Fan favorite Ryan Hall had slipped back a few miles earlier, and it was down to Geoffrey Mutai and Moses Mosop, both of Kenya. The two had been together in the lead pack since the beginning, and now they were giving it their all. I couldn’t believe that I was about to see history being made, as not just one but two men broke the marathon world record! (Though I couldn’t help but think how much that would suck to break the old world record and still not be the winner.) I learned that the last time a world record was broken in Boston was back in 1975 – it’s not an easy course, but the lucky tailwind was certainly helping to make it an incredible day.

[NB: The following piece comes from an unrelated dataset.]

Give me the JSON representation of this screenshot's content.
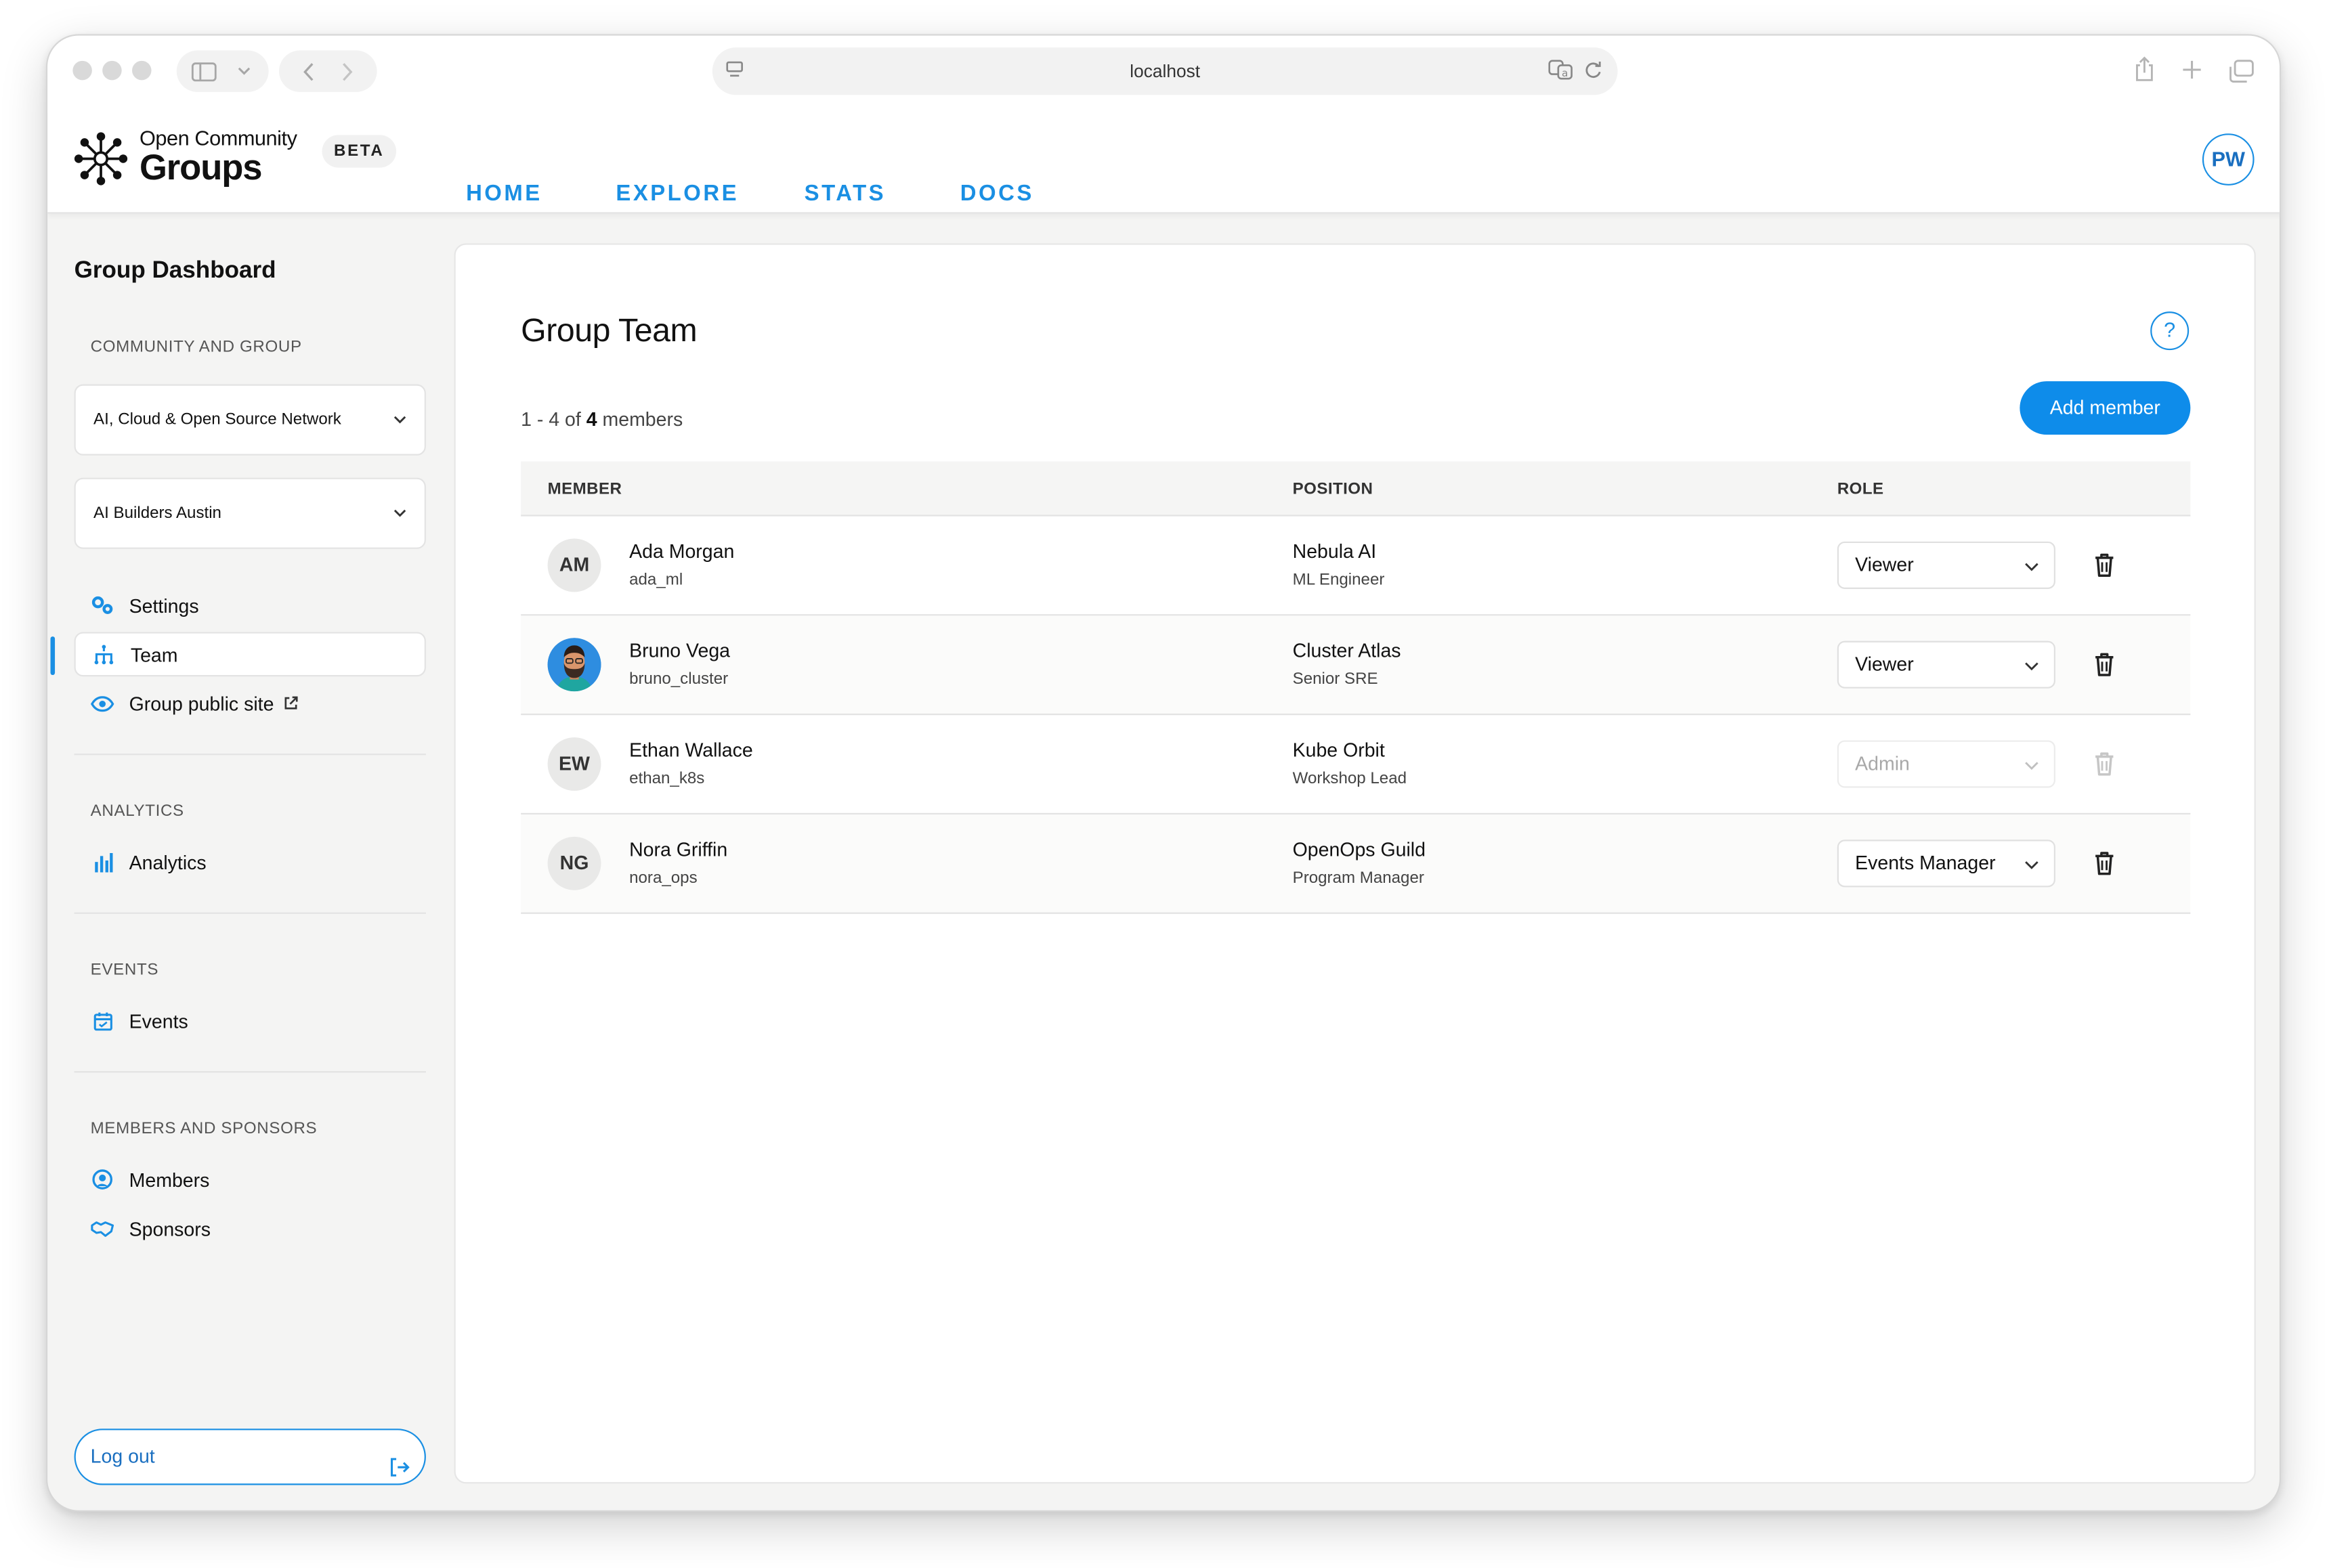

As a result of how fast the guys were going (averaging about 4:40/mile), the winner’s pot was now up to a whopping $225,000… and you can bet these guys were going to go for it.
As with the women’s race, the men were still neck and neck at the turn onto Hereford, and then again for the final turn onto Boylston; however, they were staying together instead of wasting energy surging back and forth. In that final minute, Mutai made his move and slipped ahead… but after seeing the astonishing last minute surges in the women’s race, I wasn’t convinced that it was over and that Mosop wouldn’t respond until they actually both crossed the line, Mutai finishing in 2:03:02 and Mosop just four seconds behind him in 2:03:06. The best part, in my mind? I’d say that it was less than that four second gap in finish times before Mosop was hugging his countryman and congratulating him on a job well done. Great sportsmanship!
While it may now be 3pm Eastern time, there are still some brave runners out there on the Boston course, so I’d encourage you to think positive thoughts. Many people are quick to cheer on the elite runners, but it’s important to note that it can be just as heroic to finish slowly – so many runners are out there giving it their best for two or even three times as long as the elites! Congratulations to all Boston Marathoners – your accomplishment inspires us all to run harder.